Blogging from the passenger terminal at LAX:
Some have called it an "Alamo strategy." The editor of the L.A. Times
, Dean Baquet
, has boldly drawn a line in the sand against his own employers, saying he refuses to make $10 million in cuts being demanded by the Tribune Company.
The general public may shrug it shoulders, but this battle
is indeed of titanic proportions for journalists and for the future of journalism. Baquet has been joined in his public defiance by none other than publisher Jeff Johnson
. And by an ad hoc group
of 19 L.A. luminaries who suggest that the best thing to do is for the Tribune Co. to back off and maybe to relinquish control of the Times to local entrprenuers (several local billionaires including David Geffen have already volunteered to make the buy).
The letter is a noble gesture but is likely to be taken pretty much the same way as if Davey Crockett had risen above the parapets to shout out to General Santa Ana
: "Go Back to Mexico!"
The suits at Tribune -- owner of ten newspapers, two dozen TV stations and the Chicago Cubs-- seem intent to come storming right over the wall, beheading Baquet and proceeding to further hack up the Times. They want to cut the current editorial staff of just under a thousand to about 850. If they get their way, the staff will be 30% smaller than six years ago.
Is Baquet some sort of dinosaur, resisting sound business management? Hardly. Against pretty stiff odds he's trying to retain the integrity of a great newspaper now mortally threatened by -- well, no other way to say this other than -- greedy, short-sighted businessmen.
The L.A. Times is hardly bleeding revenues. Most informed observers figure that it's raking in a luscious annual profit of about 20% against a billion dollars in income. That's a fabulous rate for any business, especially one of such scale. But the Chicago Tribune's sucking in profit at a staggering 30% annual rate, and that's what the suits want from the Times. That the ChiTown paper is decidedly a second-rate product seems of absolutely no concern.
As it is, the Times is struggling to retain subscription levels. Has anyone figured out that by cutting into its news gathering capacity its local allure will only wane?
This Thursday the Tribune board will be meeting and you can be sure that Baquet's heroic rebellion will be at the top of the agenda. And just as certainly, one imagines that the proposed remedies will be draconian -- corporations are not known to wink at full-scale, public mutiny.
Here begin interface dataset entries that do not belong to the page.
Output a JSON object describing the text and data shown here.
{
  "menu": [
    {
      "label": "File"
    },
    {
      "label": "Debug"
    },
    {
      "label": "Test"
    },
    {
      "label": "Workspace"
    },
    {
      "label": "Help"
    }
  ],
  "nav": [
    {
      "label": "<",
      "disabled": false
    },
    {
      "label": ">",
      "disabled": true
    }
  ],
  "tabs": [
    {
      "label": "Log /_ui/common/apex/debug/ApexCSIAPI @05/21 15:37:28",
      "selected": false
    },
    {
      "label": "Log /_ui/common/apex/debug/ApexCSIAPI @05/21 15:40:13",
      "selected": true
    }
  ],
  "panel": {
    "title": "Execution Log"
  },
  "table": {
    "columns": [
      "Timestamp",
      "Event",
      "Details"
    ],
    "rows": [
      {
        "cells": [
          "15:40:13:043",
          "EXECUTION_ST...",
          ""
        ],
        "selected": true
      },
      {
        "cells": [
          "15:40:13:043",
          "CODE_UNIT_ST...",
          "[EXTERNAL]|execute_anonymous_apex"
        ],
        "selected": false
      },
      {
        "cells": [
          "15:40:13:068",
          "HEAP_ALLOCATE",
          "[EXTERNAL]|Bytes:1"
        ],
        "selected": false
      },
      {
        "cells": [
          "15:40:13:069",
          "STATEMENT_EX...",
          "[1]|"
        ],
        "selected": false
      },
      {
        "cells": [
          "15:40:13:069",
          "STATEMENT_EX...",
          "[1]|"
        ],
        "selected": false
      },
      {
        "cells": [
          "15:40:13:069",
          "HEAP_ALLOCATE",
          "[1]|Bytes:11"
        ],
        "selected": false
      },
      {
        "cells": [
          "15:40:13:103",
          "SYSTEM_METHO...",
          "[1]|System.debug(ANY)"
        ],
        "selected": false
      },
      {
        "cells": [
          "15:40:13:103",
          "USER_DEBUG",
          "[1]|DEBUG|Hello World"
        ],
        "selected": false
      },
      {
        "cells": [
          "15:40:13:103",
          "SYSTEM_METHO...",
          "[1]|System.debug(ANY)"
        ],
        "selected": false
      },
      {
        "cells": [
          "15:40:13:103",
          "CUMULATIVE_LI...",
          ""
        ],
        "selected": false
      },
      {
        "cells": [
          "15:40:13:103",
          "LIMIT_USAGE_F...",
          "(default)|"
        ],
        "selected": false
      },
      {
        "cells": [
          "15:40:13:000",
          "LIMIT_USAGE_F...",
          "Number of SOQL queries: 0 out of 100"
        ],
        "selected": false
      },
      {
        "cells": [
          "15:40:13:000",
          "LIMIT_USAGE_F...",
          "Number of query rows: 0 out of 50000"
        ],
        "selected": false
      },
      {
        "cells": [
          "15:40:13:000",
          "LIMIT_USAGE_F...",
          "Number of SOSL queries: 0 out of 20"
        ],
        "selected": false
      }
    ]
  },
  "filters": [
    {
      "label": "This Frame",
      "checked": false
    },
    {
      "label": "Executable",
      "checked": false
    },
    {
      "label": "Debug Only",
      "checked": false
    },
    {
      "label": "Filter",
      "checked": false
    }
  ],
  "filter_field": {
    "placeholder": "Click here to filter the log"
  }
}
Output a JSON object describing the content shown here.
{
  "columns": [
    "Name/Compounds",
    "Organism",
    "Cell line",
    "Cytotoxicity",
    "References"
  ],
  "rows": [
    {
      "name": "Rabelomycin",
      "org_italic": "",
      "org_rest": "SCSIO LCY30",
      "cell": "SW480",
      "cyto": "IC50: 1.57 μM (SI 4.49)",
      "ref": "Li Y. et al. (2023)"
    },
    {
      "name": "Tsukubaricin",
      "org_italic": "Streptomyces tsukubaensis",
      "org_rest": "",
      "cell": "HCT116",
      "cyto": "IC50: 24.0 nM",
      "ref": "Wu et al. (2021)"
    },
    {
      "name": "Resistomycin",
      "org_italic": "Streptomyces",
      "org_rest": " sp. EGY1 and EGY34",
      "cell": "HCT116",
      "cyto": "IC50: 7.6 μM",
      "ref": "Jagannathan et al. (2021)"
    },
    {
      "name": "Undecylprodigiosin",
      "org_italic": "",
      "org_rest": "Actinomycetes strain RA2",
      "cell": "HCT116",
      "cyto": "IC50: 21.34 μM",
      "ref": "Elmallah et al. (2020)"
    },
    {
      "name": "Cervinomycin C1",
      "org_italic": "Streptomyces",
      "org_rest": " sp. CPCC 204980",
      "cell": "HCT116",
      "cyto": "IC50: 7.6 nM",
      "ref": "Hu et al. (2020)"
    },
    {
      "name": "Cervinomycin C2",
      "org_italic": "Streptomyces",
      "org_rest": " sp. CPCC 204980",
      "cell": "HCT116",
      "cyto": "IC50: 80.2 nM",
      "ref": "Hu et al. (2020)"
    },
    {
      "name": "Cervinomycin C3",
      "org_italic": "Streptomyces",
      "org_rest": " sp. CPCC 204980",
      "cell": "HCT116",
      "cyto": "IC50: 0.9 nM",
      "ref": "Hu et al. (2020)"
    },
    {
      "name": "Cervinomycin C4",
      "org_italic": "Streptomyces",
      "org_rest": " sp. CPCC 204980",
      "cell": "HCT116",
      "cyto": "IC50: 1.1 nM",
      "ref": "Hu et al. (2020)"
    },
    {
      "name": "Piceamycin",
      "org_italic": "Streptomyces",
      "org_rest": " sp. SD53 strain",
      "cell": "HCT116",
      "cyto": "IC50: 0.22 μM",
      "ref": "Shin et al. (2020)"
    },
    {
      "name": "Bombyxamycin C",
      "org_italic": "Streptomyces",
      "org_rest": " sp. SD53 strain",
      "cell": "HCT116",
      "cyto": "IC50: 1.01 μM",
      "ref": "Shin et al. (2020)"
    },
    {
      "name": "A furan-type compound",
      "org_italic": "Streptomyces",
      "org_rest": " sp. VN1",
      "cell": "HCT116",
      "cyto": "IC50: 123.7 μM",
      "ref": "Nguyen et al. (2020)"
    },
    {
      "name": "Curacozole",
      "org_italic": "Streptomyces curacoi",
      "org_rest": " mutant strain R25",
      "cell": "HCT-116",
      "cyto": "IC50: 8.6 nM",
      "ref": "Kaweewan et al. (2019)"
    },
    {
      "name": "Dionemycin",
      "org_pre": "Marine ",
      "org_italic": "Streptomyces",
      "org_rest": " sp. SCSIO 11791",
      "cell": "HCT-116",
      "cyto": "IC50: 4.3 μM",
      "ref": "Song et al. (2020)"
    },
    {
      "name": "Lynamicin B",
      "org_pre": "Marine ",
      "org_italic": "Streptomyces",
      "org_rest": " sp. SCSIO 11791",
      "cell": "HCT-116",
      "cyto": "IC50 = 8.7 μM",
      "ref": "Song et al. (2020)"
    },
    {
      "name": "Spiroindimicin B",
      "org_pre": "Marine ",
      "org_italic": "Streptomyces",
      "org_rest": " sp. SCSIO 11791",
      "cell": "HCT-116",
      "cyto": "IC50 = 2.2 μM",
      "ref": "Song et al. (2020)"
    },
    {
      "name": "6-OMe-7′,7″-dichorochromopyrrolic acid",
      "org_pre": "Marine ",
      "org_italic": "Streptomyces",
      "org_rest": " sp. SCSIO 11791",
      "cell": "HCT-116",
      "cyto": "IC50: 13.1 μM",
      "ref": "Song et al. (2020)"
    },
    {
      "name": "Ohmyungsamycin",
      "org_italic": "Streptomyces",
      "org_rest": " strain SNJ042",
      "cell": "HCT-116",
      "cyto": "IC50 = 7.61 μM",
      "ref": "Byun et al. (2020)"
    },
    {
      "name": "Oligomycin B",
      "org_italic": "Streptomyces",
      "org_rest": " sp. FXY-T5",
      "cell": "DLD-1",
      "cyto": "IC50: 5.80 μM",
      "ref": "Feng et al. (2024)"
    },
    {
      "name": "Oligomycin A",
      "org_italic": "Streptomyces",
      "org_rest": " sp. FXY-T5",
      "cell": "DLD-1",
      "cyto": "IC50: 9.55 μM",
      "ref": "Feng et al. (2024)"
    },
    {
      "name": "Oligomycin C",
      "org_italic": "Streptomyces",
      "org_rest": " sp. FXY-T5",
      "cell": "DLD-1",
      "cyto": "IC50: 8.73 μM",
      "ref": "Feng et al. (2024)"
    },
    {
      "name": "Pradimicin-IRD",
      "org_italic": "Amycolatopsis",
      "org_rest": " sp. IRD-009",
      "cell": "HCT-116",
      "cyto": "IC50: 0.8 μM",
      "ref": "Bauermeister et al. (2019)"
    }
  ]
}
The founding family of the Times -- the Chandlers-- who still hold a chunk of stock have been proposing an alternate course for the company, trying to force a sell-off of the broadcast arm (in L.A. the gawdawful Channel 5). There's some slim hope that reason and good sense will prevail and bloodshed will be avoided.
In the meantime, Baquet's gesture is a rare stand of courage in an industry consumed by fear, greed and cowardice.
: Times staffers circulate a petition